Sheep graze on wheat field
Some livestock producers are de-stocking their properties amid soaring feed costs. Image by Lukas Coch/AAP PHOTOS
  • economy, business and finance

Drought could be ‘nail in the coffin’ for some farmers

Aaron Bunch April 28, 2024

Record-breaking drought conditions, soaring feed costs and plummeting confidence in the livestock export industry could be the “nail in the coffin” for many Western Australian farmers.

Large parts of the state’s fertile southwest have recorded their lowest rainfall in more than 50 years over the past eight months, depleting dams and ground feed at a time when grain and fodder supplies were already down.

WA Farmers livestock president Geoff Pearson says the situation is “critical”.

“There’s no rain on the horizon for the next six to eight weeks of any substance, which is going to cause some reasonable issues,” he told AAP.

“We’ve been caught out … and it’s putting a lot of pressure on us.”

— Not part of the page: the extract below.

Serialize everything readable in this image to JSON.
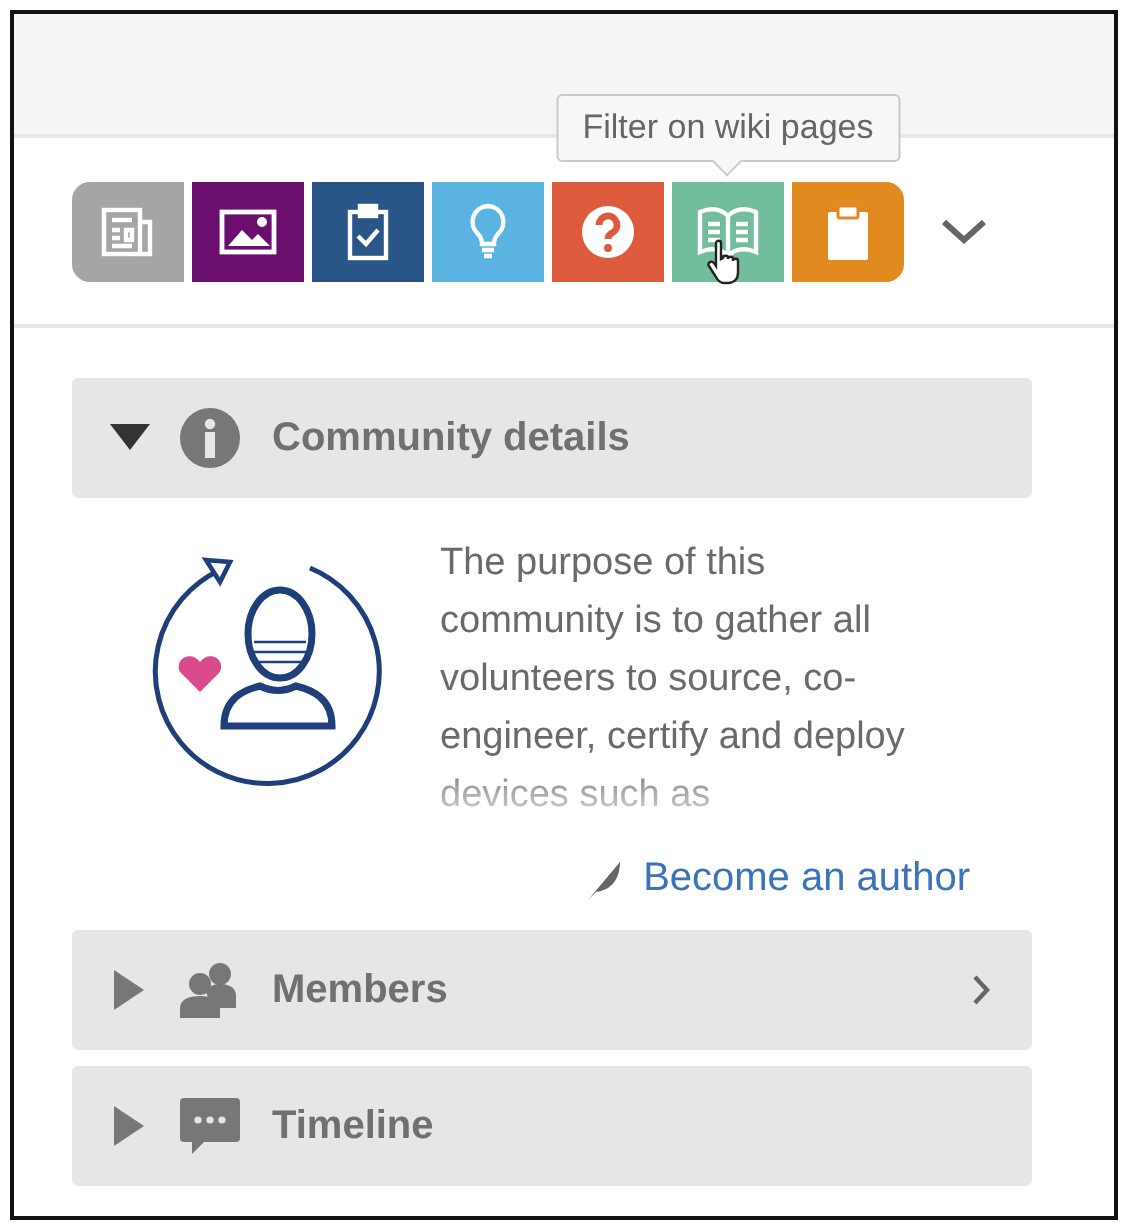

Calves in paddock
 Livestock prices have fallen by up to 75 per cent compared to previous years. Image by Lukas Coch/AAP PHOTOS 

Some livestock producers “have pushed the button” and are de-stocking their properties amid soaring feed costs.

But livestock prices have fallen by up to 75 per cent compared to previous years.

Mr Pearson said uncertainty about the future of live exports had reduced demand for WA cattle and sheep, leading to lower farmgate prices as fewer animals were sent overseas.

“There’s no real confidence left in the industry and what we’re finding is these exporters are looking to other countries to source product,” he said.

“Every farm that’s got livestock at the moment would be under some sort of pressure of feed, water and lack of ability to market.”

The lack of certainty about the future and the drought is impacting the willingness of some producers to continue investing in their farms.

“We can keep our livestock alive (during the drought), we can keep investing but what’s the outcome?” Mr Pearson said.

“This could be the nail in the coffin for some producers.”

Sheep in live export truck
 Uncertainty about the future of live exports has reduced demand for WA cattle and sheep. Image by Richard Wainwright/AAP PHOTOS 

The WA government on Friday announced $8.6 million to support farmers, with $2 million in hardship grants and $4 million in interest-free loans for those impacted by drought.

A further $1.5 million has been promised to bolster community water infrastructure, with $875,000 for mental health and community wellbeing programs and $225,000 for rural assistance charities.

Primary producers can apply for short-term loans up to $25,000 per business to cover the cost of stock feed, water and transportation.

The funds can also be used to buy feed silos and water tanks and improve irrigation systems to build drought resilience.

Agriculture and Food Minister Jackie Jarvis has asked her federal counterpart Murray Watt to extend the live export trade period until June 24 in a bid to help producers sell their stock.

“We know the current dry conditions mean rural communities across the state are struggling,” she said.

Mr Pearson welcomed the funding but said it may not be enough to make a difference.

“Whether or not the funds will go far enough, given the high impact of the statewide want for fodder and water, that’s the critical bit,” he said.

Agriculture Minister Jackie Jarvis
 Agriculture Minister Jackie Jarvis has sought an extension to the live export trade period. Image by Richard Wainwright/AAP PHOTOS 

The Department of Agriculture, Fisheries and Forestry said the significant fall in livestock sale yard prices was driven by a large increase in supply and a fall in demand.

It said the “sudden” shift to drier seasonal conditions following consecutive La NiƱa years had contributed to the increase in supply.

“The subsequent lower availability of pasture to feed animals has increased the relative cost for farmers to hold their cattle and sheep, thereby increasing their incentive to turn-off livestock,” a spokesman said.

The department also said meat processing facilities hadn’t been able to expand their operations quickly enough to absorb the additional supply.